By Louise Cowling, Head of Degree Apprenticeships
There are many misconceptions about apprenticeships, one of which is that there is one course that everyone takes.
That just isn’t the case. At the AMRC Training Centre we offer lots of different qualifications and I was given the opportunity this week to explain two of them in our latest webinar ‘Let’s talk…Higher and Degree Apprenticeships’.
Another misconception is that apprentices are school or college leavers. In fact many apprentices see an apprenticeship as an opportunity to continue their education, training and development without having to leave a job and employer that they love.
Dispelling misconceptions about apprenticeships is one of the main reasons we began the ‘Let’s talk…apprenticeships’ webinars and it is always great to be able to answer people’s questions - whether they be as simple as who can apply, to more focused questions about the value apprentices can add to an organisation.
Thank you to everyone who joined in the ‘Let’s talk…Higher and Degree Apprenticeships’ webinar; for those that missed it, here are the main topics we covered:
Apprentices get paid and train at the same time; the only criteria is that they need to be 16 or over and cannot be in full-time education.
Our apprentices train to be fully competent in a chosen occupation and spend at least 20% of their time in off-the-job training at the AMRC Training Centre.
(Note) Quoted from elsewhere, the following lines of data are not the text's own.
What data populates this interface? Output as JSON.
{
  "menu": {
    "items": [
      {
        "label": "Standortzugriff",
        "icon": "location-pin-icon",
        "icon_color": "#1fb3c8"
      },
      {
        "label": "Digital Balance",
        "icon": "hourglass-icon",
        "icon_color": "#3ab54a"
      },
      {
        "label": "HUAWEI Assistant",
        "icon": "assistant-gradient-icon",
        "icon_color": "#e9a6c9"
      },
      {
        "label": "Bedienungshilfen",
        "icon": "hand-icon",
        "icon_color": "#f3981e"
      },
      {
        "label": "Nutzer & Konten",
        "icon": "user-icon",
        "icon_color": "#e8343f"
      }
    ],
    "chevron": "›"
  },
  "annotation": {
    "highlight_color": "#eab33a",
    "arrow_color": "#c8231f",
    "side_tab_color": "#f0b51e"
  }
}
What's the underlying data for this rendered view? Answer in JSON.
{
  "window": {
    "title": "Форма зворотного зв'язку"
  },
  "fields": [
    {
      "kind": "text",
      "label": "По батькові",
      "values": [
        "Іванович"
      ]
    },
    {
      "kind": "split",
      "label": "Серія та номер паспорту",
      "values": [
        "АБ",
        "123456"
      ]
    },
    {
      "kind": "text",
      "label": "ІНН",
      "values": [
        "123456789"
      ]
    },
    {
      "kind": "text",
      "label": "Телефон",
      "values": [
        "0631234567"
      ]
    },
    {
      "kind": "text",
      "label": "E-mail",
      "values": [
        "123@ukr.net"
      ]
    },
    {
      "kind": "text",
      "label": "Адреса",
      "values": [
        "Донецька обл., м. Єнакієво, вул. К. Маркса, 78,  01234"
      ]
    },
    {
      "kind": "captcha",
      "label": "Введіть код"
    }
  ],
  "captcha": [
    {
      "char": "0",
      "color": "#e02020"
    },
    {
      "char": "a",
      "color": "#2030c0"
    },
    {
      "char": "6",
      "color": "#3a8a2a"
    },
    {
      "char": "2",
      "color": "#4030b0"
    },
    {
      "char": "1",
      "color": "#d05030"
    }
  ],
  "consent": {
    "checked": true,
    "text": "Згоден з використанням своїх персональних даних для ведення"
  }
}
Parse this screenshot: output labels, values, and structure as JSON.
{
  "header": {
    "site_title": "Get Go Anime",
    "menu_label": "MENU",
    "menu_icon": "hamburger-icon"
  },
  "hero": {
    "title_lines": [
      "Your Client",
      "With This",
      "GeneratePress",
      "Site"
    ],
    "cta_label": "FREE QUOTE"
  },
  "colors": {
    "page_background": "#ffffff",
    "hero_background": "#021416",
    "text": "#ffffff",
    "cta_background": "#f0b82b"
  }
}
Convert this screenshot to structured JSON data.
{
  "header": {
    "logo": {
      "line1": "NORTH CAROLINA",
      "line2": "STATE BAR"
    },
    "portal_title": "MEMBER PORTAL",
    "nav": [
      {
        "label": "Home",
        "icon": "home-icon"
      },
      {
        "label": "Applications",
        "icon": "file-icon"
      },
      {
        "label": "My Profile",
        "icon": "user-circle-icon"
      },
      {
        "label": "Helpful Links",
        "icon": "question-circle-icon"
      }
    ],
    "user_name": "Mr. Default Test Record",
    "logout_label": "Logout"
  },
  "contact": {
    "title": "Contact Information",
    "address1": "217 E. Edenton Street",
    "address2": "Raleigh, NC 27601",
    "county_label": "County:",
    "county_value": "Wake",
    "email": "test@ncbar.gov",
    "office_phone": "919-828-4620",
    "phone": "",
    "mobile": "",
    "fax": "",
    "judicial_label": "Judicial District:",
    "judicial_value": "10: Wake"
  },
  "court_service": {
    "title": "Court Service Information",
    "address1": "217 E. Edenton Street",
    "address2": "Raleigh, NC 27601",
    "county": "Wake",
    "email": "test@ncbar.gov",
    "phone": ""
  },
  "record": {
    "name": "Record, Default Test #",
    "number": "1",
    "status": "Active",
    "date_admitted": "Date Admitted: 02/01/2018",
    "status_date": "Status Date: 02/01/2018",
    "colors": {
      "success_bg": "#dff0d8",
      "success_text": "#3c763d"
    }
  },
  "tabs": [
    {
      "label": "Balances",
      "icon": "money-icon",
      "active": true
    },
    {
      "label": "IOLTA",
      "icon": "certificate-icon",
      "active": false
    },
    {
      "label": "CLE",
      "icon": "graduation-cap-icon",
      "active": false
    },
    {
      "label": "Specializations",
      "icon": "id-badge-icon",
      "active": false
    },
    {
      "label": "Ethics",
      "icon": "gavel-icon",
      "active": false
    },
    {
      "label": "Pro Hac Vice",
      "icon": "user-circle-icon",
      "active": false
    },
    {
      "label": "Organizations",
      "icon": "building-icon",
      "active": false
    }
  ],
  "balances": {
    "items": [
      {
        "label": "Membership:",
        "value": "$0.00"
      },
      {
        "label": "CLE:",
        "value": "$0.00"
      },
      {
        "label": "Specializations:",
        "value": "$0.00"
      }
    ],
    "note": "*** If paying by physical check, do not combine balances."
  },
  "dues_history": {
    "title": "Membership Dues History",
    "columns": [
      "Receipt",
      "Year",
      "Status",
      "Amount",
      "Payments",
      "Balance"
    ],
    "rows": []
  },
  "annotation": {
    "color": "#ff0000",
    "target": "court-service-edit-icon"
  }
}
Apprenticeships can take between one and six years to complete, depending on the course, the level and previous experience.
Levels of Apprenticeships
Intermediate Apprenticeships are Level 2, equivalent to GCSEs.
Advanced Apprenticeships are Level 3, equivalent to A-levels.
Higher Apprenticeships are classed as Levels 4 and 5. They are equivalent to a foundation degree or a HNC.
Degree Apprenticeships are Levels 6 and 7. These usually include a bachelor’s or master’s degree.
At the AMRC Training Centre, we currently offer one Higher Apprenticeship standard (Level 4) which is the Engineering Manufacturing Technician. An employee in this role interacts with their line manager to confirm departmental programmes of work and to agree individual responsibilities. They can be office based, manufacturing/plant based or more commonly combination of both, working with engineering and/or manufacturing teams at an operational level such as with production team leaders and/or management level working with specialist quality or design engineers.This might be a development apprenticeship for an Engineering Technician who is ready to move into team leadership.
At the AMRC Training Centre, we offer three Degree Apprenticeship standards (Levels 6): Manufacturing Engineer, Product Design and Development Engineer and Control Technical Support Engineer. All three comprise of a degree, workshop skills and work-based learning and assessment.
Manufacturing Engineer: You help take products from design to manufacture, ensuring that they are launched on time, at cost and to the right quality.
Product Design and Development Engineer: Using engineering techniques, you bring new products to life or redesign existing products.
Control Technical Support Engineer: You ensure that manufacturing runs smoothly in areas such as site maintenance.
The AMRC Training Centre is part of the University of Sheffield and therefore can offer postgraduate apprenticeships at Level 7 through the University of Sheffield Management School which has a world-class reputation for high-quality teaching, ground-breaking research and cutting-edge thinking. We offer two postgraduate apprenticeships, an Executive Masters in Business Administration (EMBA) and a Postgraduate Engineers Apprenticeship.
The Executive Masters in Business Administration gives apprentices the opportunity to develop a critical understanding of current management theory with a specific focus on the advanced manufacturing and engineering industries.
Postgraduate Engineer apprentices prepare engineering and manufacturing graduates for management roles by training them to develop solutions to engineering problems using new or existing technologies, through innovation, creativity and change.
Apprentices for both courses may be new graduates or employees looking to upskill.
Recognising prior learning
To ensure that our apprentices are not repeating the same learning once they get to degree level, the AMRC Training Centre does something called Recognising Prior Learning (RPL).
It means that if an apprentice has completed certain workshop skills during their Advanced Apprenticeship at Level 3, they may not have to repeat these same skills again in their Degree Apprenticeship at Level 6.
This can reduce the time that the apprentice spends out of the workplace and can reduce the length of the apprenticeship.